* [Task description] What lines in the entries hold the string "Tool"? List them.
*** Opening Task material ***
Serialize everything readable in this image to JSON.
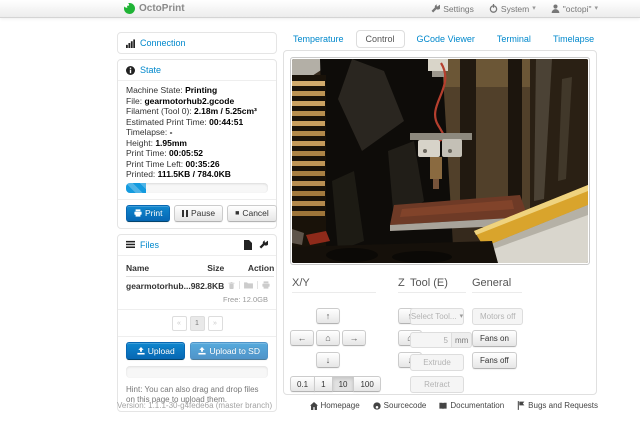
{
  "navbar": {
    "brand": "OctoPrint",
    "settings": "Settings",
    "system": "System",
    "user": "\"octopi\""
  },
  "sidebar": {
    "connection": {
      "title": "Connection"
    },
    "state": {
      "title": "State",
      "items": [
        {
          "label": "Machine State:",
          "value": "Printing"
        },
        {
          "label": "File:",
          "value": "gearmotorhub2.gcode"
        },
        {
          "label": "Filament (Tool 0):",
          "value": "2.18m / 5.25cm³"
        },
        {
          "label": "Estimated Print Time:",
          "value": "00:44:51"
        },
        {
          "label": "Timelapse:",
          "value": "-"
        },
        {
          "label": "Height:",
          "value": "1.95mm"
        },
        {
          "label": "Print Time:",
          "value": "00:05:52"
        },
        {
          "label": "Print Time Left:",
          "value": "00:35:26"
        },
        {
          "label": "Printed:",
          "value": "111.5KB / 784.0KB"
        }
      ],
      "progress_percent": 14,
      "print_button": "Print",
      "pause_button": "Pause",
      "cancel_button": "Cancel"
    },
    "files": {
      "title": "Files",
      "columns": {
        "name": "Name",
        "size": "Size",
        "action": "Action"
      },
      "rows": [
        {
          "name": "gearmotorhub...",
          "size": "982.8KB"
        }
      ],
      "free_space": "Free: 12.0GB",
      "pagination": {
        "prev": "«",
        "page": "1",
        "next": "»"
      },
      "upload_button": "Upload",
      "upload_sd_button": "Upload to SD",
      "hint": "Hint: You can also drag and drop files on this page to upload them."
    }
  },
  "tabs": [
    {
      "label": "Temperature"
    },
    {
      "label": "Control"
    },
    {
      "label": "GCode Viewer"
    },
    {
      "label": "Terminal"
    },
    {
      "label": "Timelapse"
    }
  ],
  "control": {
    "xy_header": "X/Y",
    "z_header": "Z",
    "tool_header": "Tool (E)",
    "general_header": "General",
    "steps": [
      "0.1",
      "1",
      "10",
      "100"
    ],
    "active_step": "10",
    "select_tool": "Select Tool...",
    "amount_value": "5",
    "amount_unit": "mm",
    "extrude_button": "Extrude",
    "retract_button": "Retract",
    "motors_off_button": "Motors off",
    "fans_on_button": "Fans on",
    "fans_off_button": "Fans off"
  },
  "footer": {
    "version": "Version: 1.1.1-30-g4fede6a (master branch)",
    "links": [
      "Homepage",
      "Sourcecode",
      "Documentation",
      "Bugs and Requests"
    ]
  },
  "icons": {
    "jog_up": "↑",
    "jog_down": "↓",
    "jog_left": "←",
    "jog_right": "→",
    "home": "⌂",
    "caret_down": "▾",
    "stop": "■"
  },
  "colors": {
    "accent_blue": "#0088cc",
    "primary_button_blue": "#0767b3",
    "progress_blue": "#149bdf",
    "octoprint_green": "#1fb335"
  }
}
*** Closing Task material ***
* [Finished task]
          "label": "Filament (Tool 0):",
    "tool_header": "Tool (E)",
    "select_tool": "Select Tool...",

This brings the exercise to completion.